Anamorphic Lens Test

GH4 and ISCO Anamorphic Lens Test.

DIY Anamorphic fun on a budget.

One of the lessons I have learned over the many years that I have been involved with photography, is that hands-on practice is the best way to improve your skills.

There simply is no substitute for getting out there and trying to figure stuff out for yourself!

This may seem daunting at first, but gradually the unique blend of art and science that is photography, slowly comes into focus. Having mastered the basics of exposure, you can then begin to experiment. A great way to expand your skills is to set yourself small projects which test your knowledge and ability to figure out technical conundrums, and also your level of persistence!

As you may know, I like to imagine the end-product or print before I start to work, which helps me choose camera settings and such-like , and with this in mind, I decided to get involved in a low budget project, using anamorphic lenses to emulate the ‘look’ of one of my favourite films: Blade Runner.

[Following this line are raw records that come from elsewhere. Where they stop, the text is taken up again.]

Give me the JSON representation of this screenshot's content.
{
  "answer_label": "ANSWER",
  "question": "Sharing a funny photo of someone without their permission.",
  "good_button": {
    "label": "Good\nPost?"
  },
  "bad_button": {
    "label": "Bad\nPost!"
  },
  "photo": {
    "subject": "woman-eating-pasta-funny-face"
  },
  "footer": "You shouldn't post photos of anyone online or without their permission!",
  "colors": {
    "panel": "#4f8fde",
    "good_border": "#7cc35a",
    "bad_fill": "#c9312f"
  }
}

Initially, to keep this post manageable (and readable), I shall list a few aims, issues and solutions which hopefully will be helpful, and illuminating.


  • Emulate the widescreen ‘look’ of Blade Runner and achieve some linear flare
  • Keep the budget realistic

Issues Part 1

  • Lack of any knowledge regarding Anamorphic lenses
  • Purchasing a lens without due diligence
  • Sourcing a primary lens (manual focus)
  • Attaching the two lenses together
  • Keeping things straight
  • How to focus two lens
  • Close subjects are out of focus
  • Frustration, and dealing with failure

Overview Of Kit

Here is an excellent resource by Andrew Reid of EOSHD which helped me get started, and is full of useful anamorphic lens information.

For my work, I tend to use a mixture of Canon DSLR’s and a micro 4/3 Panasonic GH4 which mainly deals with video. I have a few, very inexpensive, and very well made Chinese adapters which allow me to marry old legacy lenses (Canon FD and Russian curiosities) to modern digital bodies, which I absolutely recommend for maximum old-school fun.  The cameras suddenly becomes a great, manual focus, street machines, with a vintage ‘look’ from the older glass manufacturing process.

After a little research, I decided on a combination of the GH4 (which has a 4:3 anamorphic video setting) and a Chinese (Fotodiox) adapter married to my Canon A1, 50mm f1.4 FD lens, which I found in a cupboard. It is a really lovely, relatively cheap, sharp lens with good contrast, and was recommended as a good field of view match for my ISCO anamorphic projector lens.

Due Diligence

In order to keep the budget realistic, I purchased a modified, gold projector lens from ebay, allegedly based upon an ISCO Blue Star, and therein began my first series of problems.

To be continued…